- _What is required_: Copy each record exactly as it reads, leaving out any pictures it holds.

- _Available records_:

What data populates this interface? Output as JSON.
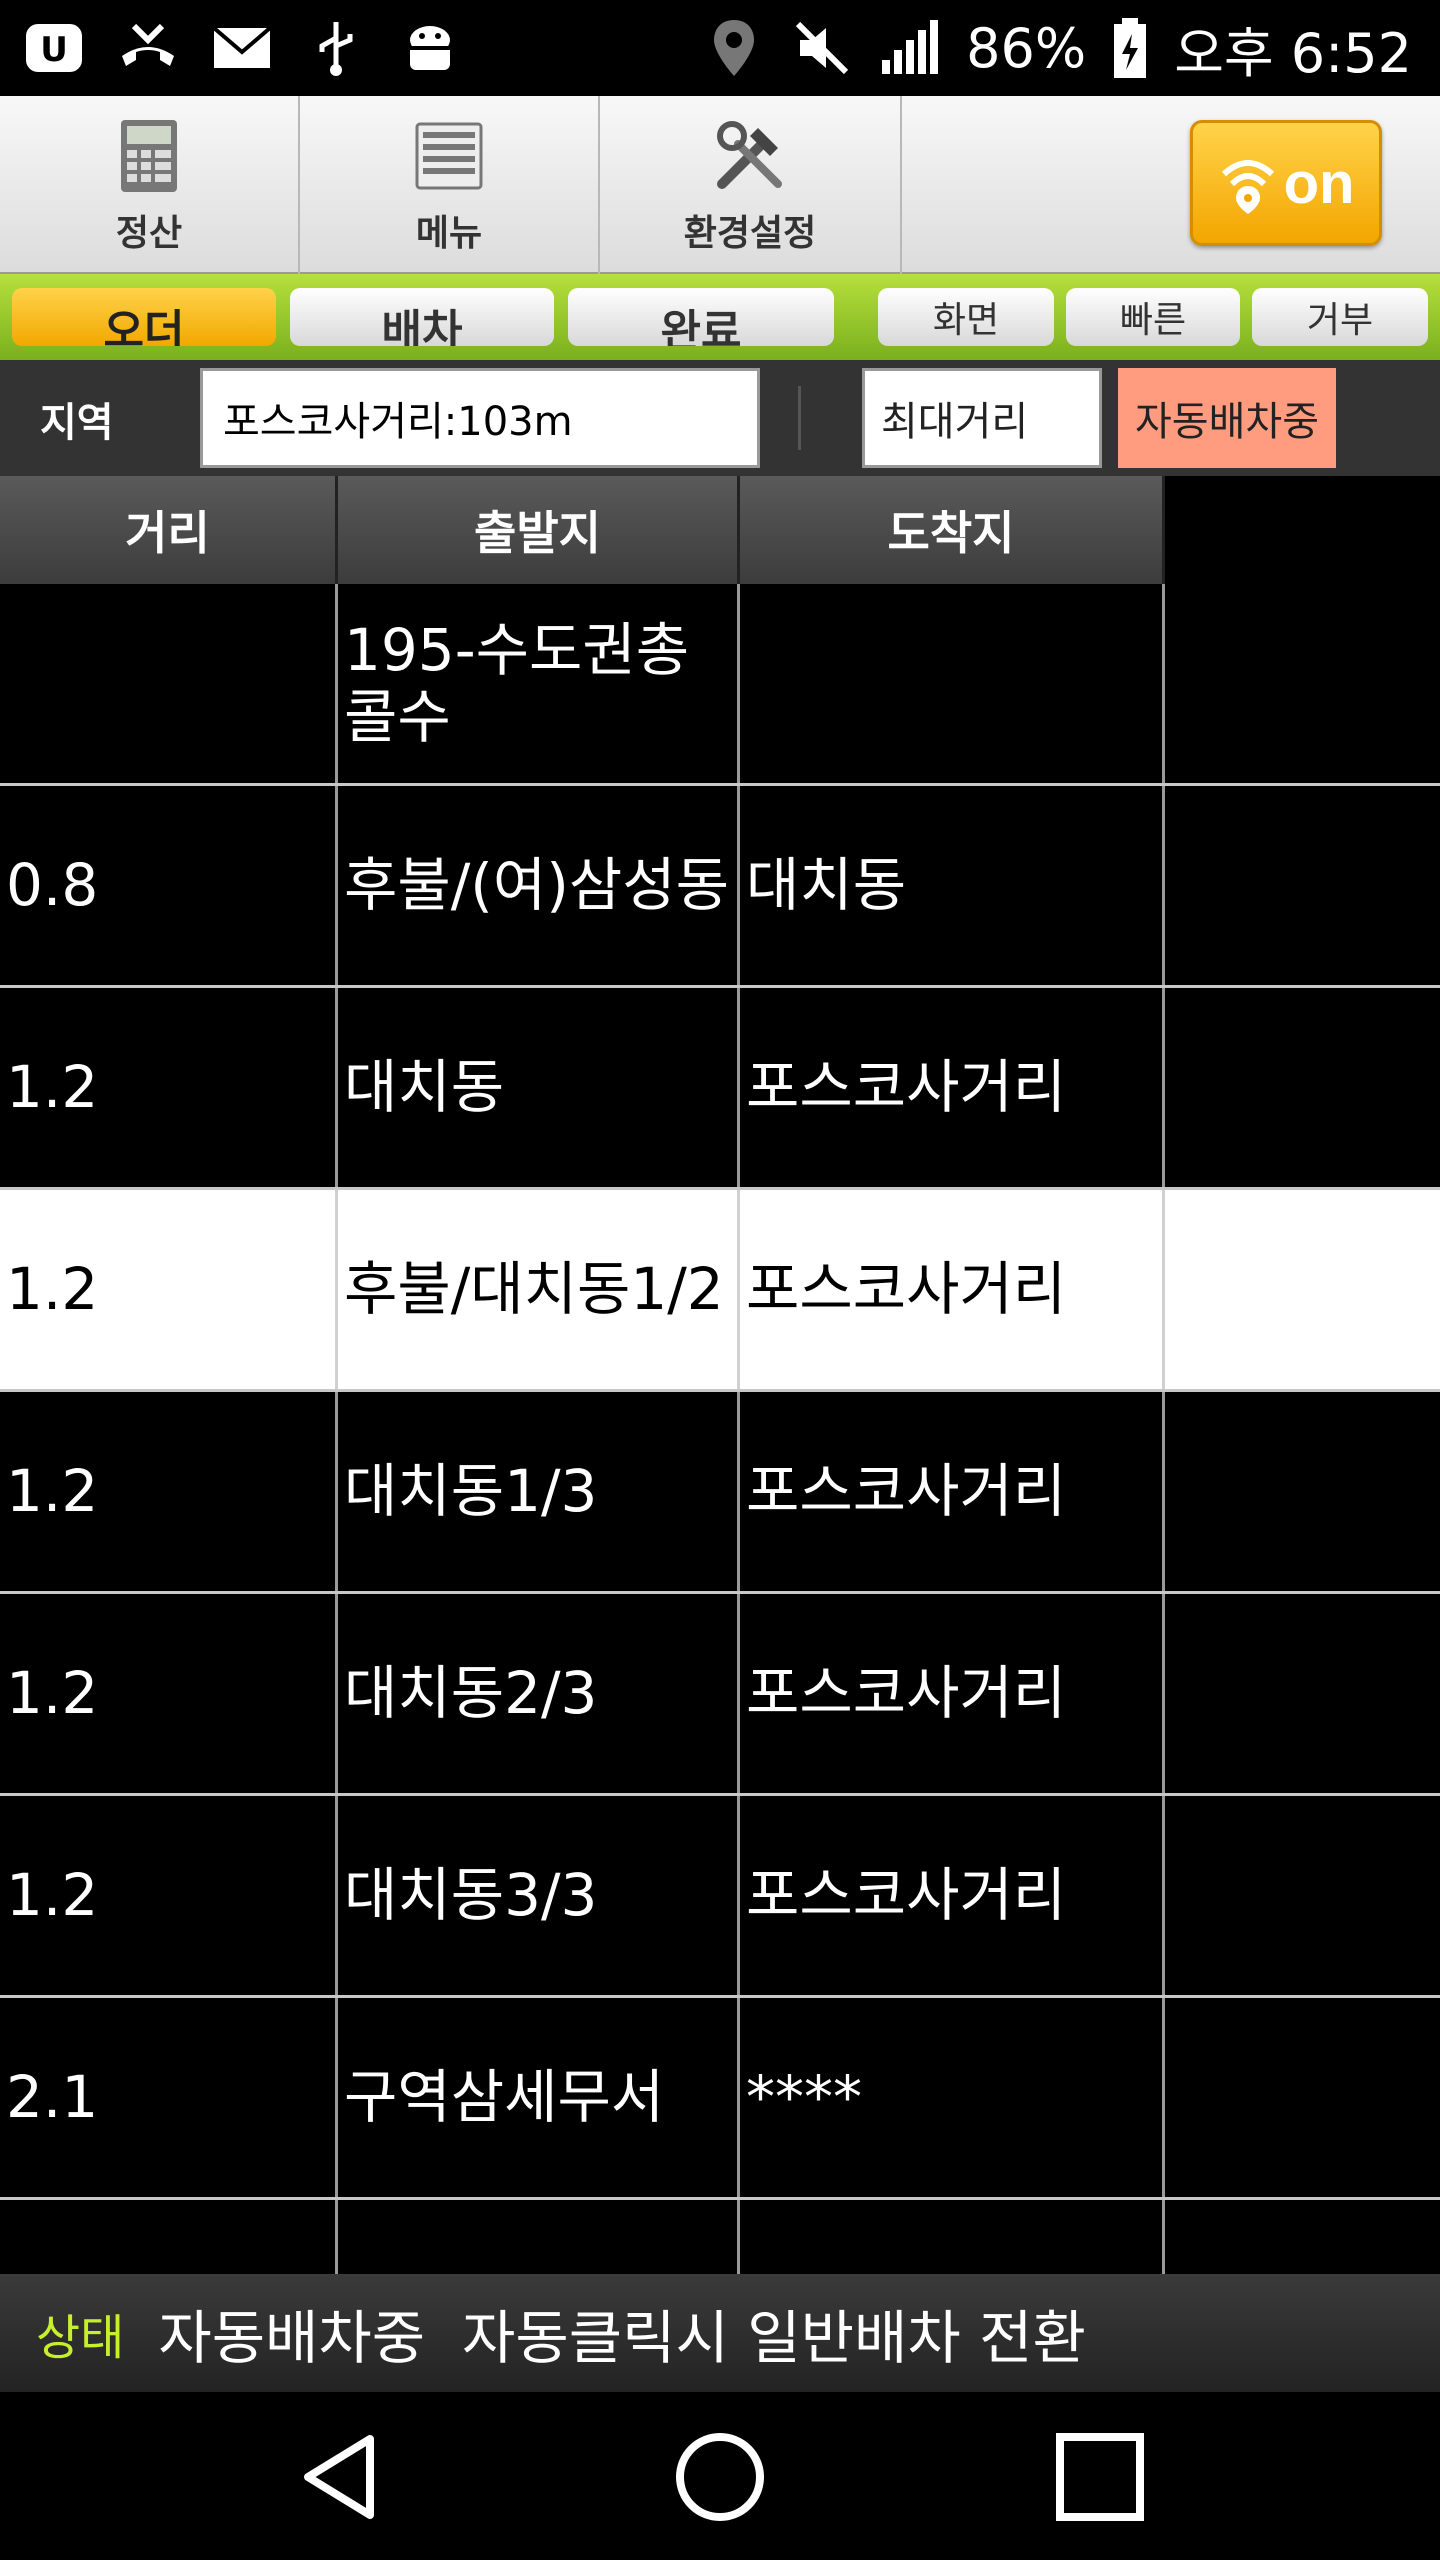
{
  "status_bar": {
    "left_icons": [
      "uplus-icon",
      "missed-call-icon",
      "mail-icon",
      "usb-icon",
      "android-debug-icon"
    ],
    "right_icons": [
      "location-icon",
      "mute-icon",
      "signal-icon",
      "battery-icon"
    ],
    "battery": "86%",
    "time": "오후 6:52"
  },
  "toolbar": {
    "settle_label": "정산",
    "menu_label": "메뉴",
    "settings_label": "환경설정",
    "on_label": "on"
  },
  "tabs": {
    "order": "오더",
    "dispatch": "배차",
    "done": "완료",
    "screen": "화면",
    "fast": "빠른",
    "reject": "거부"
  },
  "filter": {
    "region_label": "지역",
    "region_value": "포스코사거리:103m",
    "max_distance": "최대거리",
    "auto_dispatch": "자동배차중"
  },
  "table": {
    "headers": [
      "거리",
      "출발지",
      "도착지"
    ],
    "rows": [
      {
        "distance": "",
        "origin": "195-수도권총콜수",
        "destination": ""
      },
      {
        "distance": "0.8",
        "origin": "후불/(여)삼성동",
        "destination": "대치동"
      },
      {
        "distance": "1.2",
        "origin": "대치동",
        "destination": "포스코사거리"
      },
      {
        "distance": "1.2",
        "origin": "후불/대치동1/2",
        "destination": "포스코사거리",
        "selected": true
      },
      {
        "distance": "1.2",
        "origin": "대치동1/3",
        "destination": "포스코사거리"
      },
      {
        "distance": "1.2",
        "origin": "대치동2/3",
        "destination": "포스코사거리"
      },
      {
        "distance": "1.2",
        "origin": "대치동3/3",
        "destination": "포스코사거리"
      },
      {
        "distance": "2.1",
        "origin": "구역삼세무서",
        "destination": "****"
      }
    ]
  },
  "status_line": {
    "key": "상태",
    "value": "자동배차중  자동클릭시 일반배차 전환"
  },
  "colors": {
    "accent_green": "#9ccc2c",
    "accent_yellow": "#f6b400",
    "auto_dispatch_bg": "#ff9c80",
    "status_key": "#c6f02c"
  }
}
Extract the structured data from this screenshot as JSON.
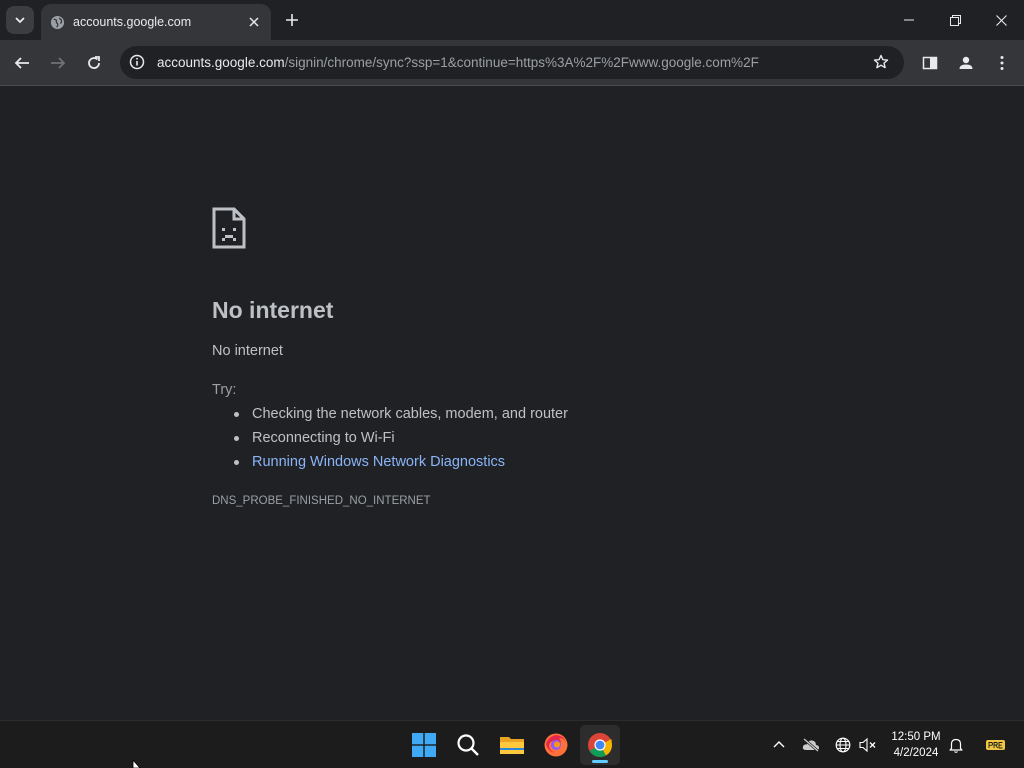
{
  "browser": {
    "tab": {
      "title": "accounts.google.com"
    },
    "omnibox": {
      "host": "accounts.google.com",
      "path": "/signin/chrome/sync?ssp=1&continue=https%3A%2F%2Fwww.google.com%2F"
    }
  },
  "error_page": {
    "title": "No internet",
    "subtitle": "No internet",
    "try_label": "Try:",
    "suggestions": [
      "Checking the network cables, modem, and router",
      "Reconnecting to Wi-Fi"
    ],
    "diagnostics_link": "Running Windows Network Diagnostics",
    "error_code": "DNS_PROBE_FINISHED_NO_INTERNET"
  },
  "taskbar": {
    "apps": [
      "windows-start",
      "search",
      "file-explorer",
      "firefox",
      "chrome"
    ],
    "active_app": "chrome",
    "clock": {
      "time": "12:50 PM",
      "date": "4/2/2024"
    },
    "tray_icons": [
      "chevron-up-icon",
      "onedrive-offline-icon",
      "globe-icon",
      "speaker-muted-icon",
      "bell-icon",
      "pre-badge-icon"
    ]
  },
  "colors": {
    "background": "#202124",
    "toolbar": "#35363a",
    "link": "#8ab4f8",
    "text": "#bdc1c6"
  }
}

- _Finished task_:
What data populates this interface? Output as JSON.
{
  "status_bar": {
    "left_icons": [
      "uplus-icon",
      "missed-call-icon",
      "mail-icon",
      "usb-icon",
      "android-debug-icon"
    ],
    "right_icons": [
      "location-icon",
      "mute-icon",
      "signal-icon",
      "battery-icon"
    ],
    "battery": "86%",
    "time": "오후 6:52"
  },
  "toolbar": {
    "settle_label": "정산",
    "menu_label": "메뉴",
    "settings_label": "환경설정",
    "on_label": "on"
  },
  "tabs": {
    "order": "오더",
    "dispatch": "배차",
    "done": "완료",
    "screen": "화면",
    "fast": "빠른",
    "reject": "거부"
  },
  "filter": {
    "region_label": "지역",
    "region_value": "포스코사거리:103m",
    "max_distance": "최대거리",
    "auto_dispatch": "자동배차중"
  },
  "table": {
    "headers": [
      "거리",
      "출발지",
      "도착지"
    ],
    "rows": [
      {
        "distance": "",
        "origin": "195-수도권총콜수",
        "destination": ""
      },
      {
        "distance": "0.8",
        "origin": "후불/(여)삼성동",
        "destination": "대치동"
      },
      {
        "distance": "1.2",
        "origin": "대치동",
        "destination": "포스코사거리"
      },
      {
        "distance": "1.2",
        "origin": "후불/대치동1/2",
        "destination": "포스코사거리",
        "selected": true
      },
      {
        "distance": "1.2",
        "origin": "대치동1/3",
        "destination": "포스코사거리"
      },
      {
        "distance": "1.2",
        "origin": "대치동2/3",
        "destination": "포스코사거리"
      },
      {
        "distance": "1.2",
        "origin": "대치동3/3",
        "destination": "포스코사거리"
      },
      {
        "distance": "2.1",
        "origin": "구역삼세무서",
        "destination": "****"
      }
    ]
  },
  "status_line": {
    "key": "상태",
    "value": "자동배차중  자동클릭시 일반배차 전환"
  },
  "colors": {
    "accent_green": "#9ccc2c",
    "accent_yellow": "#f6b400",
    "auto_dispatch_bg": "#ff9c80",
    "status_key": "#c6f02c"
  }
}
Extract the structured data from this screenshot as JSON.
{
  "browser": {
    "tab": {
      "title": "accounts.google.com"
    },
    "omnibox": {
      "host": "accounts.google.com",
      "path": "/signin/chrome/sync?ssp=1&continue=https%3A%2F%2Fwww.google.com%2F"
    }
  },
  "error_page": {
    "title": "No internet",
    "subtitle": "No internet",
    "try_label": "Try:",
    "suggestions": [
      "Checking the network cables, modem, and router",
      "Reconnecting to Wi-Fi"
    ],
    "diagnostics_link": "Running Windows Network Diagnostics",
    "error_code": "DNS_PROBE_FINISHED_NO_INTERNET"
  },
  "taskbar": {
    "apps": [
      "windows-start",
      "search",
      "file-explorer",
      "firefox",
      "chrome"
    ],
    "active_app": "chrome",
    "clock": {
      "time": "12:50 PM",
      "date": "4/2/2024"
    },
    "tray_icons": [
      "chevron-up-icon",
      "onedrive-offline-icon",
      "globe-icon",
      "speaker-muted-icon",
      "bell-icon",
      "pre-badge-icon"
    ]
  },
  "colors": {
    "background": "#202124",
    "toolbar": "#35363a",
    "link": "#8ab4f8",
    "text": "#bdc1c6"
  }
}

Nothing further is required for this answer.